Required work
Write out the entire listing below exactly, with the pictures left out.

══════════════════════════════

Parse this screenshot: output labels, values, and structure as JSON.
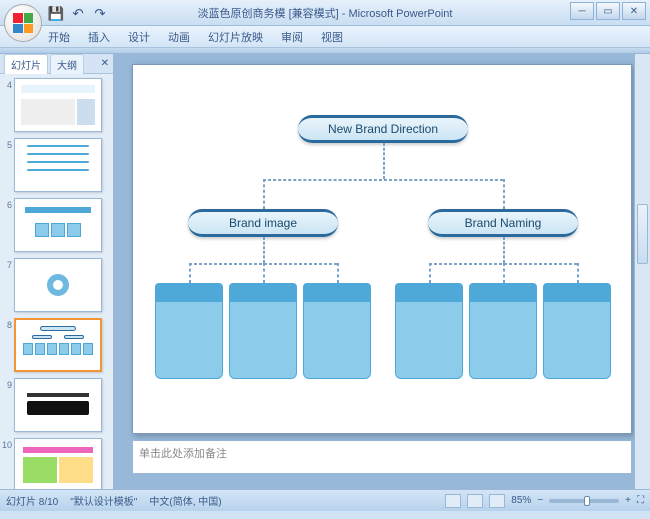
{
  "title": "淡蓝色原创商务模 [兼容模式] - Microsoft PowerPoint",
  "menu": {
    "items": [
      "开始",
      "插入",
      "设计",
      "动画",
      "幻灯片放映",
      "审阅",
      "视图"
    ]
  },
  "side_tabs": {
    "slides": "幻灯片",
    "outline": "大纲"
  },
  "thumbs": [
    {
      "n": "4"
    },
    {
      "n": "5"
    },
    {
      "n": "6"
    },
    {
      "n": "7"
    },
    {
      "n": "8"
    },
    {
      "n": "9"
    },
    {
      "n": "10"
    }
  ],
  "selected_thumb": 4,
  "slide": {
    "top": "New Brand Direction",
    "left": "Brand image",
    "right": "Brand Naming"
  },
  "notes_placeholder": "单击此处添加备注",
  "status": {
    "slide": "幻灯片 8/10",
    "template": "\"默认设计模板\"",
    "lang": "中文(简体, 中国)",
    "zoom": "85%"
  }
}
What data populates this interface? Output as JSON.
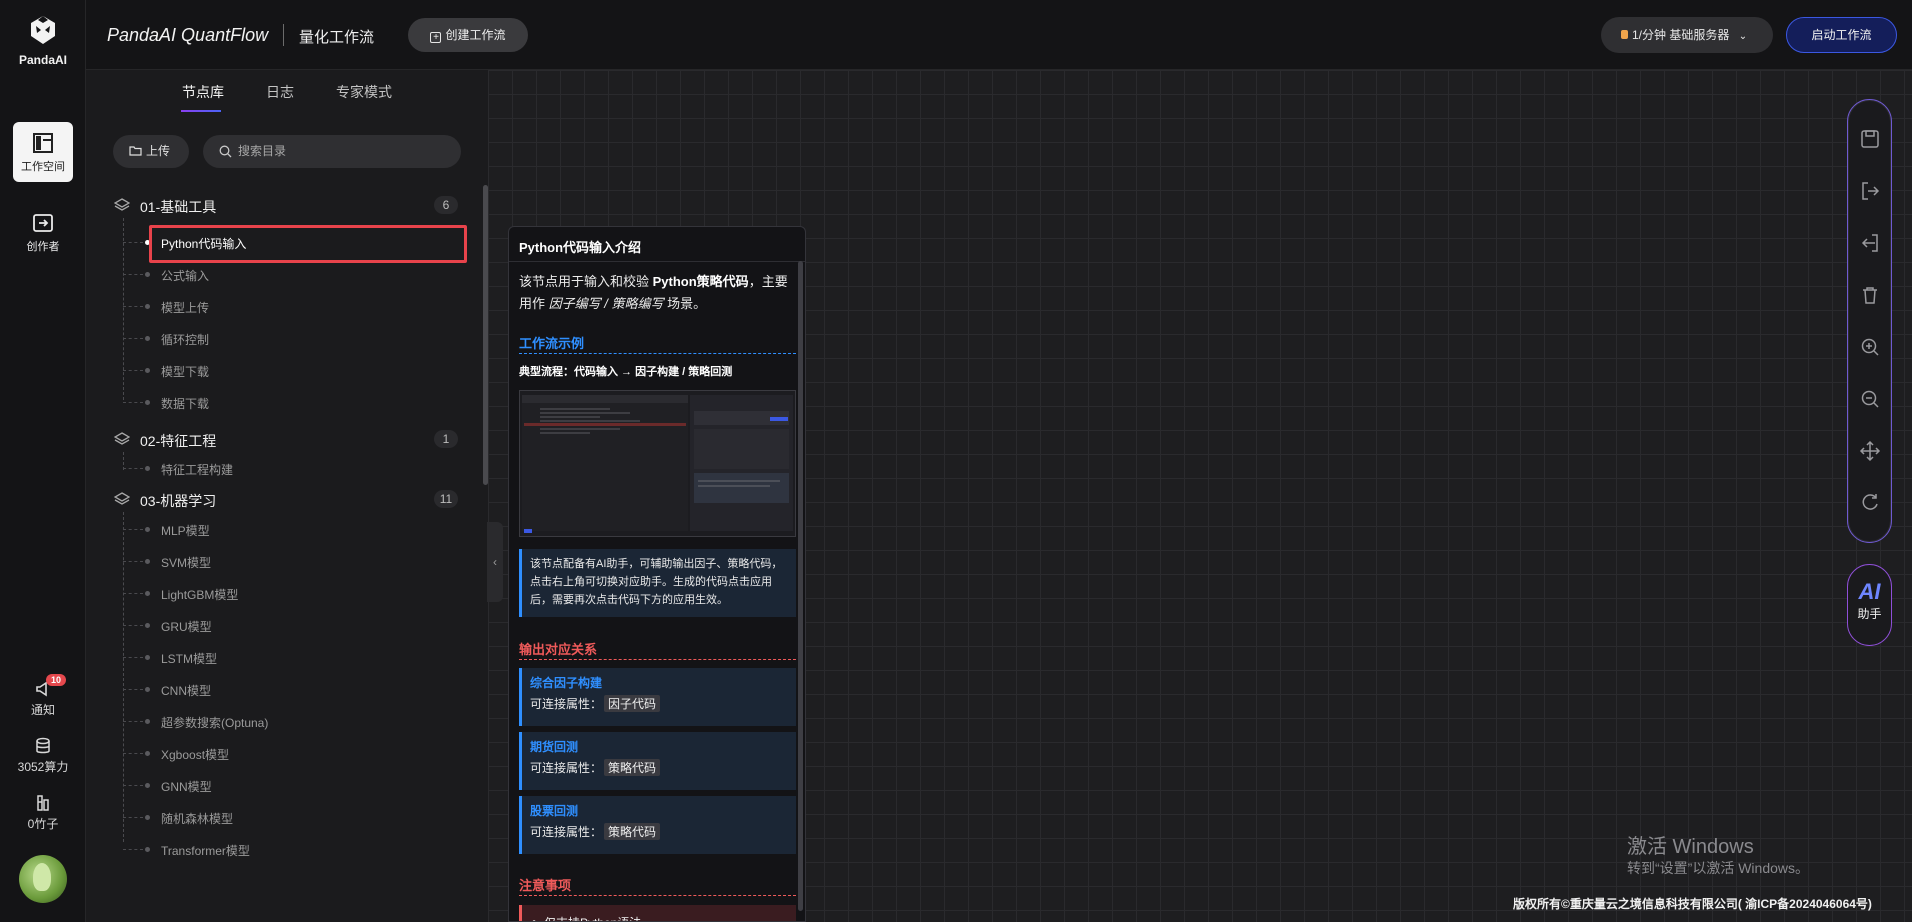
{
  "brand": {
    "logo_text": "PandaAI",
    "app_name": "PandaAI QuantFlow",
    "subtitle": "量化工作流"
  },
  "header": {
    "create_label": "创建工作流",
    "server_label": "1/分钟  基础服务器",
    "launch_label": "启动工作流"
  },
  "rail": {
    "workspace": "工作空间",
    "creator": "创作者",
    "notify": "通知",
    "notify_badge": "10",
    "compute": "3052算力",
    "bamboo": "0竹子"
  },
  "panel": {
    "tabs": [
      "节点库",
      "日志",
      "专家模式"
    ],
    "upload_label": "上传",
    "search_placeholder": "搜索目录"
  },
  "categories": [
    {
      "name": "01-基础工具",
      "count": "6",
      "items": [
        "Python代码输入",
        "公式输入",
        "模型上传",
        "循环控制",
        "模型下载",
        "数据下载"
      ]
    },
    {
      "name": "02-特征工程",
      "count": "1",
      "items": [
        "特征工程构建"
      ]
    },
    {
      "name": "03-机器学习",
      "count": "11",
      "items": [
        "MLP模型",
        "SVM模型",
        "LightGBM模型",
        "GRU模型",
        "LSTM模型",
        "CNN模型",
        "超参数搜索(Optuna)",
        "Xgboost模型",
        "GNN模型",
        "随机森林模型",
        "Transformer模型"
      ]
    }
  ],
  "popup": {
    "title": "Python代码输入介绍",
    "desc_pre": "该节点用于输入和校验 ",
    "desc_bold": "Python策略代码",
    "desc_mid": "，主要用作 ",
    "desc_italic": "因子编写 / 策略编写",
    "desc_post": " 场景。",
    "sec_example": "工作流示例",
    "flow": "典型流程：代码输入 → 因子构建 / 策略回测",
    "tip": "该节点配备有AI助手，可辅助输出因子、策略代码，点击右上角可切换对应助手。生成的代码点击应用后，需要再次点击代码下方的应用生效。",
    "sec_output": "输出对应关系",
    "attr_label": "可连接属性：",
    "outputs": [
      {
        "title": "综合因子构建",
        "tag": "因子代码"
      },
      {
        "title": "期货回测",
        "tag": "策略代码"
      },
      {
        "title": "股票回测",
        "tag": "策略代码"
      }
    ],
    "sec_notes": "注意事项",
    "note_first": "仅支持Python语法"
  },
  "assistant": {
    "ai": "AI",
    "label": "助手"
  },
  "watermark": {
    "line1": "激活 Windows",
    "line2": "转到“设置”以激活 Windows。"
  },
  "footer": {
    "copyright": "版权所有©重庆量云之境信息科技有限公司( 渝ICP备2024046064号)"
  },
  "colors": {
    "accent_blue": "#2f8fff",
    "accent_red": "#ef5a5a",
    "launch_border": "#3b58e3",
    "selection": "#e8434b"
  }
}
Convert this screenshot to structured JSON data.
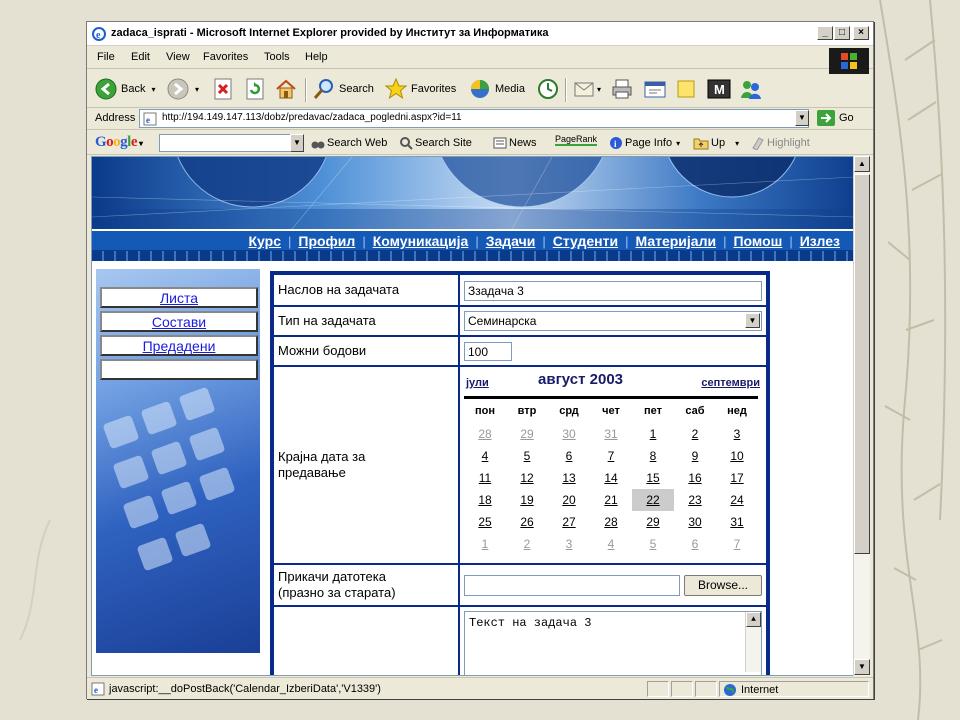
{
  "window": {
    "title": "zadaca_isprati - Microsoft Internet Explorer provided by Институт за Информатика"
  },
  "menu": [
    "File",
    "Edit",
    "View",
    "Favorites",
    "Tools",
    "Help"
  ],
  "toolbar": {
    "back": "Back",
    "search": "Search",
    "favorites": "Favorites",
    "media": "Media"
  },
  "address": {
    "label": "Address",
    "url": "http://194.149.147.113/dobz/predavac/zadaca_pogledni.aspx?id=11",
    "go": "Go"
  },
  "google": {
    "logo": "Google",
    "search_web": "Search Web",
    "search_site": "Search Site",
    "news": "News",
    "pagerank": "PageRank",
    "page_info": "Page Info",
    "up": "Up",
    "highlight": "Highlight"
  },
  "nav": [
    "Курс",
    "Профил",
    "Комуникација",
    "Задачи",
    "Студенти",
    "Материјали",
    "Помош",
    "Излез"
  ],
  "sidebar": [
    "Листа",
    "Состави",
    "Предадени",
    ""
  ],
  "form": {
    "title_label": "Наслов на задачата",
    "title_value": "Ззадача 3",
    "type_label": "Тип на задачата",
    "type_value": "Семинарска",
    "points_label": "Можни бодови",
    "points_value": "100",
    "deadline_label": "Крајна дата за предавање",
    "attach_label": "Прикачи датотека (празно за старата)",
    "browse": "Browse...",
    "text_value": "Текст на задача 3"
  },
  "calendar": {
    "prev": "јули",
    "month": "август 2003",
    "next": "септември",
    "dow": [
      "пон",
      "втр",
      "срд",
      "чет",
      "пет",
      "саб",
      "нед"
    ],
    "weeks": [
      [
        "28",
        "29",
        "30",
        "31",
        "1",
        "2",
        "3"
      ],
      [
        "4",
        "5",
        "6",
        "7",
        "8",
        "9",
        "10"
      ],
      [
        "11",
        "12",
        "13",
        "14",
        "15",
        "16",
        "17"
      ],
      [
        "18",
        "19",
        "20",
        "21",
        "22",
        "23",
        "24"
      ],
      [
        "25",
        "26",
        "27",
        "28",
        "29",
        "30",
        "31"
      ],
      [
        "1",
        "2",
        "3",
        "4",
        "5",
        "6",
        "7"
      ]
    ],
    "selected": "22"
  },
  "status": {
    "text": "javascript:__doPostBack('Calendar_IzberiData','V1339')",
    "zone": "Internet"
  }
}
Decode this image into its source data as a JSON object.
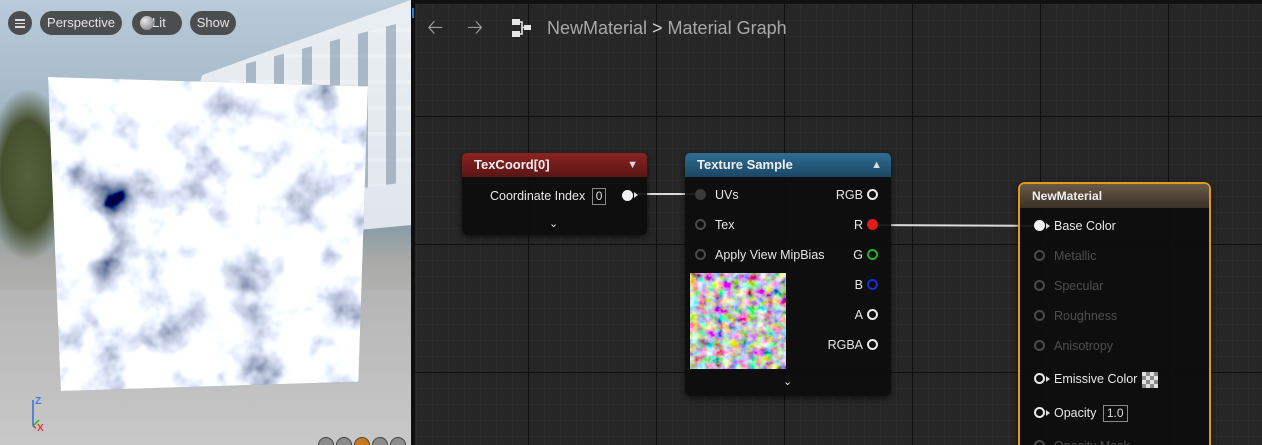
{
  "viewport": {
    "buttons": {
      "menu_icon": "hamburger-icon",
      "perspective": "Perspective",
      "lit": "Lit",
      "show": "Show"
    },
    "gizmo": {
      "z": "Z",
      "x": "X"
    }
  },
  "breadcrumb": {
    "asset": "NewMaterial",
    "separator": ">",
    "graph": "Material Graph"
  },
  "nodes": {
    "texcoord": {
      "title": "TexCoord[0]",
      "param_label": "Coordinate Index",
      "param_value": "0"
    },
    "texture_sample": {
      "title": "Texture Sample",
      "inputs": [
        "UVs",
        "Tex",
        "Apply View MipBias"
      ],
      "outputs": [
        "RGB",
        "R",
        "G",
        "B",
        "A",
        "RGBA"
      ]
    },
    "material": {
      "title": "NewMaterial",
      "inputs": {
        "base_color": "Base Color",
        "metallic": "Metallic",
        "specular": "Specular",
        "roughness": "Roughness",
        "anisotropy": "Anisotropy",
        "emissive_color": "Emissive Color",
        "opacity": "Opacity",
        "opacity_value": "1.0",
        "opacity_mask": "Opacity Mask"
      }
    }
  },
  "colors": {
    "accent_selected": "#e09a1c",
    "texcoord_header": "#8c2323",
    "texture_sample_header": "#2f6d93",
    "pin_r": "#e01b1b",
    "pin_g": "#22b522",
    "pin_b": "#1c2cd6"
  }
}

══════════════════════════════

Exercise solution
Parse this screenshot: output labels, values, and structure as JSON.
{
  "title": "淡蓝色原创商务模 [兼容模式] - Microsoft PowerPoint",
  "menu": {
    "items": [
      "开始",
      "插入",
      "设计",
      "动画",
      "幻灯片放映",
      "审阅",
      "视图"
    ]
  },
  "side_tabs": {
    "slides": "幻灯片",
    "outline": "大纲"
  },
  "thumbs": [
    {
      "n": "4"
    },
    {
      "n": "5"
    },
    {
      "n": "6"
    },
    {
      "n": "7"
    },
    {
      "n": "8"
    },
    {
      "n": "9"
    },
    {
      "n": "10"
    }
  ],
  "selected_thumb": 4,
  "slide": {
    "top": "New Brand Direction",
    "left": "Brand image",
    "right": "Brand Naming"
  },
  "notes_placeholder": "单击此处添加备注",
  "status": {
    "slide": "幻灯片 8/10",
    "template": "\"默认设计模板\"",
    "lang": "中文(简体, 中国)",
    "zoom": "85%"
  }
}
What data populates this interface? Output as JSON.
{
  "brand": {
    "logo_text": "PandaAI",
    "app_name": "PandaAI QuantFlow",
    "subtitle": "量化工作流"
  },
  "header": {
    "create_label": "创建工作流",
    "server_label": "1/分钟  基础服务器",
    "launch_label": "启动工作流"
  },
  "rail": {
    "workspace": "工作空间",
    "creator": "创作者",
    "notify": "通知",
    "notify_badge": "10",
    "compute": "3052算力",
    "bamboo": "0竹子"
  },
  "panel": {
    "tabs": [
      "节点库",
      "日志",
      "专家模式"
    ],
    "upload_label": "上传",
    "search_placeholder": "搜索目录"
  },
  "categories": [
    {
      "name": "01-基础工具",
      "count": "6",
      "items": [
        "Python代码输入",
        "公式输入",
        "模型上传",
        "循环控制",
        "模型下载",
        "数据下载"
      ]
    },
    {
      "name": "02-特征工程",
      "count": "1",
      "items": [
        "特征工程构建"
      ]
    },
    {
      "name": "03-机器学习",
      "count": "11",
      "items": [
        "MLP模型",
        "SVM模型",
        "LightGBM模型",
        "GRU模型",
        "LSTM模型",
        "CNN模型",
        "超参数搜索(Optuna)",
        "Xgboost模型",
        "GNN模型",
        "随机森林模型",
        "Transformer模型"
      ]
    }
  ],
  "popup": {
    "title": "Python代码输入介绍",
    "desc_pre": "该节点用于输入和校验 ",
    "desc_bold": "Python策略代码",
    "desc_mid": "，主要用作 ",
    "desc_italic": "因子编写 / 策略编写",
    "desc_post": " 场景。",
    "sec_example": "工作流示例",
    "flow": "典型流程：代码输入 → 因子构建 / 策略回测",
    "tip": "该节点配备有AI助手，可辅助输出因子、策略代码，点击右上角可切换对应助手。生成的代码点击应用后，需要再次点击代码下方的应用生效。",
    "sec_output": "输出对应关系",
    "attr_label": "可连接属性：",
    "outputs": [
      {
        "title": "综合因子构建",
        "tag": "因子代码"
      },
      {
        "title": "期货回测",
        "tag": "策略代码"
      },
      {
        "title": "股票回测",
        "tag": "策略代码"
      }
    ],
    "sec_notes": "注意事项",
    "note_first": "仅支持Python语法"
  },
  "assistant": {
    "ai": "AI",
    "label": "助手"
  },
  "watermark": {
    "line1": "激活 Windows",
    "line2": "转到“设置”以激活 Windows。"
  },
  "footer": {
    "copyright": "版权所有©重庆量云之境信息科技有限公司( 渝ICP备2024046064号)"
  },
  "colors": {
    "accent_blue": "#2f8fff",
    "accent_red": "#ef5a5a",
    "launch_border": "#3b58e3",
    "selection": "#e8434b"
  }
}
Convert this screenshot to structured JSON data.
{
  "window": {
    "title": "zadaca_isprati - Microsoft Internet Explorer provided by Институт за Информатика"
  },
  "menu": [
    "File",
    "Edit",
    "View",
    "Favorites",
    "Tools",
    "Help"
  ],
  "toolbar": {
    "back": "Back",
    "search": "Search",
    "favorites": "Favorites",
    "media": "Media"
  },
  "address": {
    "label": "Address",
    "url": "http://194.149.147.113/dobz/predavac/zadaca_pogledni.aspx?id=11",
    "go": "Go"
  },
  "google": {
    "logo": "Google",
    "search_web": "Search Web",
    "search_site": "Search Site",
    "news": "News",
    "pagerank": "PageRank",
    "page_info": "Page Info",
    "up": "Up",
    "highlight": "Highlight"
  },
  "nav": [
    "Курс",
    "Профил",
    "Комуникација",
    "Задачи",
    "Студенти",
    "Материјали",
    "Помош",
    "Излез"
  ],
  "sidebar": [
    "Листа",
    "Состави",
    "Предадени",
    ""
  ],
  "form": {
    "title_label": "Наслов на задачата",
    "title_value": "Ззадача 3",
    "type_label": "Тип на задачата",
    "type_value": "Семинарска",
    "points_label": "Можни бодови",
    "points_value": "100",
    "deadline_label": "Крајна дата за предавање",
    "attach_label": "Прикачи датотека (празно за старата)",
    "browse": "Browse...",
    "text_value": "Текст на задача 3"
  },
  "calendar": {
    "prev": "јули",
    "month": "август 2003",
    "next": "септември",
    "dow": [
      "пон",
      "втр",
      "срд",
      "чет",
      "пет",
      "саб",
      "нед"
    ],
    "weeks": [
      [
        "28",
        "29",
        "30",
        "31",
        "1",
        "2",
        "3"
      ],
      [
        "4",
        "5",
        "6",
        "7",
        "8",
        "9",
        "10"
      ],
      [
        "11",
        "12",
        "13",
        "14",
        "15",
        "16",
        "17"
      ],
      [
        "18",
        "19",
        "20",
        "21",
        "22",
        "23",
        "24"
      ],
      [
        "25",
        "26",
        "27",
        "28",
        "29",
        "30",
        "31"
      ],
      [
        "1",
        "2",
        "3",
        "4",
        "5",
        "6",
        "7"
      ]
    ],
    "selected": "22"
  },
  "status": {
    "text": "javascript:__doPostBack('Calendar_IzberiData','V1339')",
    "zone": "Internet"
  }
}
Decode this image into its source data as a JSON object.
{
  "viewport": {
    "buttons": {
      "menu_icon": "hamburger-icon",
      "perspective": "Perspective",
      "lit": "Lit",
      "show": "Show"
    },
    "gizmo": {
      "z": "Z",
      "x": "X"
    }
  },
  "breadcrumb": {
    "asset": "NewMaterial",
    "separator": ">",
    "graph": "Material Graph"
  },
  "nodes": {
    "texcoord": {
      "title": "TexCoord[0]",
      "param_label": "Coordinate Index",
      "param_value": "0"
    },
    "texture_sample": {
      "title": "Texture Sample",
      "inputs": [
        "UVs",
        "Tex",
        "Apply View MipBias"
      ],
      "outputs": [
        "RGB",
        "R",
        "G",
        "B",
        "A",
        "RGBA"
      ]
    },
    "material": {
      "title": "NewMaterial",
      "inputs": {
        "base_color": "Base Color",
        "metallic": "Metallic",
        "specular": "Specular",
        "roughness": "Roughness",
        "anisotropy": "Anisotropy",
        "emissive_color": "Emissive Color",
        "opacity": "Opacity",
        "opacity_value": "1.0",
        "opacity_mask": "Opacity Mask"
      }
    }
  },
  "colors": {
    "accent_selected": "#e09a1c",
    "texcoord_header": "#8c2323",
    "texture_sample_header": "#2f6d93",
    "pin_r": "#e01b1b",
    "pin_g": "#22b522",
    "pin_b": "#1c2cd6"
  }
}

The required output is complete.